• _Task material_:
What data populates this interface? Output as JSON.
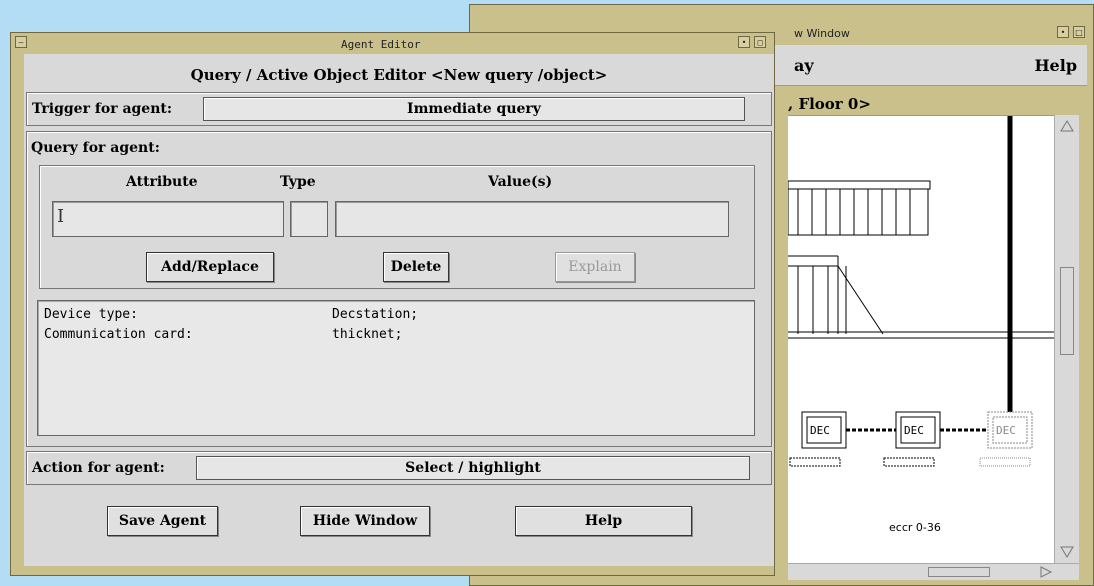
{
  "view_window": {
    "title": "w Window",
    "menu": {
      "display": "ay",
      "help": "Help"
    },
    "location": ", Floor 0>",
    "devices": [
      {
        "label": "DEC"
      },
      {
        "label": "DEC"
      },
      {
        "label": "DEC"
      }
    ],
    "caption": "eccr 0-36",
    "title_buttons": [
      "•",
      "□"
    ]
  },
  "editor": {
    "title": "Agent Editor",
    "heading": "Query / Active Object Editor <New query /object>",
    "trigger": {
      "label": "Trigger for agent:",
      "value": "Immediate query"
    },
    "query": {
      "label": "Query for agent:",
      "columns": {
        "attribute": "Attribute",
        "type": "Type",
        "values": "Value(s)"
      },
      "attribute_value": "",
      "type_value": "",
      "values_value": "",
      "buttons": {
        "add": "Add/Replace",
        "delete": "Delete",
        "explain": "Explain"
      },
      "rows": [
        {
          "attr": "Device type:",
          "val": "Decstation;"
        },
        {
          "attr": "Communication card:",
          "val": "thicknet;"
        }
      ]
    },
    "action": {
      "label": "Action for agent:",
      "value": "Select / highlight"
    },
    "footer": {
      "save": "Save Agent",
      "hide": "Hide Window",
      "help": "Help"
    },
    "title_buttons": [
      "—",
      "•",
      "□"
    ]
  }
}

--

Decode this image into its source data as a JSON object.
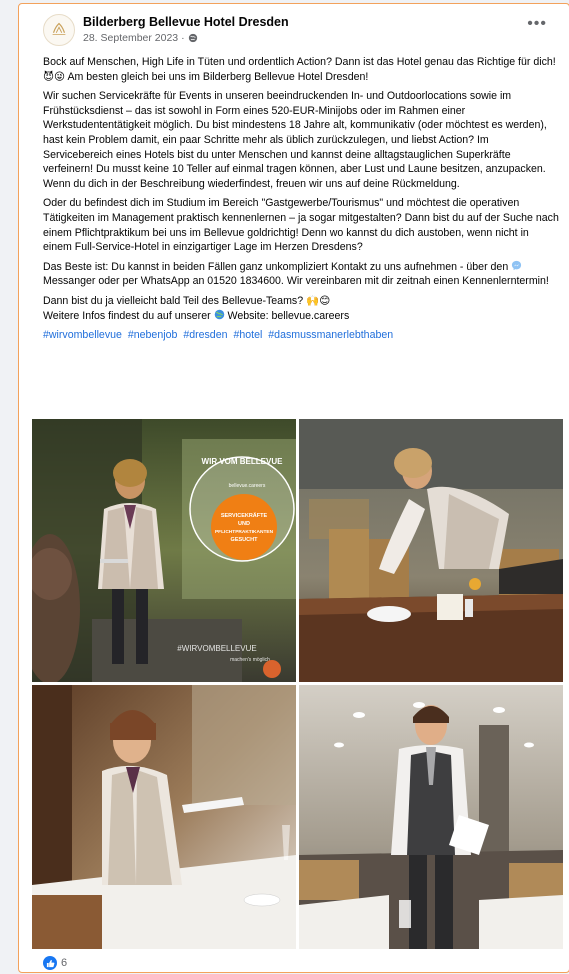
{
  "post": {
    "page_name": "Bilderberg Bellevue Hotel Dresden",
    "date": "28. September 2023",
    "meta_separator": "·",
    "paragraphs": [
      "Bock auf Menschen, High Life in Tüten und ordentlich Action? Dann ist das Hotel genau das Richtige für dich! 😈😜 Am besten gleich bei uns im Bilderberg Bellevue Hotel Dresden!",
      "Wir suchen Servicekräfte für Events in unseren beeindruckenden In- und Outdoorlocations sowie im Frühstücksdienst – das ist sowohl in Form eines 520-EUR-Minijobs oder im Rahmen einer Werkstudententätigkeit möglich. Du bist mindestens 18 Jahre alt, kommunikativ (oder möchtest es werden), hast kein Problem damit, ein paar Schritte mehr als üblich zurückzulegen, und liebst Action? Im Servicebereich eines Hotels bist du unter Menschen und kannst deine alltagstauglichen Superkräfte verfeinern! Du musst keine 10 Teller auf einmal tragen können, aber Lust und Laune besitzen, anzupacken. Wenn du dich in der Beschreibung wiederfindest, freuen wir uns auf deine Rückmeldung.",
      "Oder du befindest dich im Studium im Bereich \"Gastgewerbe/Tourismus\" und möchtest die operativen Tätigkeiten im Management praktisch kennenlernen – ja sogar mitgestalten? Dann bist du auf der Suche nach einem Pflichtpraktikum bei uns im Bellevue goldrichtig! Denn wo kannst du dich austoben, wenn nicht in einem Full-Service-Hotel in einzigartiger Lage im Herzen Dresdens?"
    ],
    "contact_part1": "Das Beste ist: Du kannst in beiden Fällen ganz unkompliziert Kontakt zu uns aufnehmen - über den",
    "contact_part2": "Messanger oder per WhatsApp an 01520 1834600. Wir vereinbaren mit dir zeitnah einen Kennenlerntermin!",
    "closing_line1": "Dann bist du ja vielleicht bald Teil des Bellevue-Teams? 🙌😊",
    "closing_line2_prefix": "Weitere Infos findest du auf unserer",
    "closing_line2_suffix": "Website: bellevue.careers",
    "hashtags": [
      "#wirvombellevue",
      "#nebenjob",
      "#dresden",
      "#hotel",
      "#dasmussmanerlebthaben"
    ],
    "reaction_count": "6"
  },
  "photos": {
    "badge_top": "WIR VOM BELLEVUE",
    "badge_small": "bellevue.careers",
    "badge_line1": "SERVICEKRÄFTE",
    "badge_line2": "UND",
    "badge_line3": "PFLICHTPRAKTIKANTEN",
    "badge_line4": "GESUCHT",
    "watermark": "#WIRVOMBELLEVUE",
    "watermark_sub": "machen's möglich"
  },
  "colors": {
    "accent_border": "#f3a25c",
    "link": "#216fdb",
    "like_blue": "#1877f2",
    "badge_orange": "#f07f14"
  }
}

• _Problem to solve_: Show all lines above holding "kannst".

• _Task solution_:
      "Wir suchen Servicekräfte für Events in unseren beeindruckenden In- und Outdoorlocations sowie im Frühstücksdienst – das ist sowohl in Form eines 520-EUR-Minijobs oder im Rahmen einer Werkstudententätigkeit möglich. Du bist mindestens 18 Jahre alt, kommunikativ (oder möchtest es werden), hast kein Problem damit, ein paar Schritte mehr als üblich zurückzulegen, und liebst Action? Im Servicebereich eines Hotels bist du unter Menschen und kannst deine alltagstauglichen Superkräfte verfeinern! Du musst keine 10 Teller auf einmal tragen können, aber Lust und Laune besitzen, anzupacken. Wenn du dich in der Beschreibung wiederfindest, freuen wir uns auf deine Rückmeldung.",
      "Oder du befindest dich im Studium im Bereich \"Gastgewerbe/Tourismus\" und möchtest die operativen Tätigkeiten im Management praktisch kennenlernen – ja sogar mitgestalten? Dann bist du auf der Suche nach einem Pflichtpraktikum bei uns im Bellevue goldrichtig! Denn wo kannst du dich austoben, wenn nicht in einem Full-Service-Hotel in einzigartiger Lage im Herzen Dresdens?"
    "contact_part1": "Das Beste ist: Du kannst in beiden Fällen ganz unkompliziert Kontakt zu uns aufnehmen - über den",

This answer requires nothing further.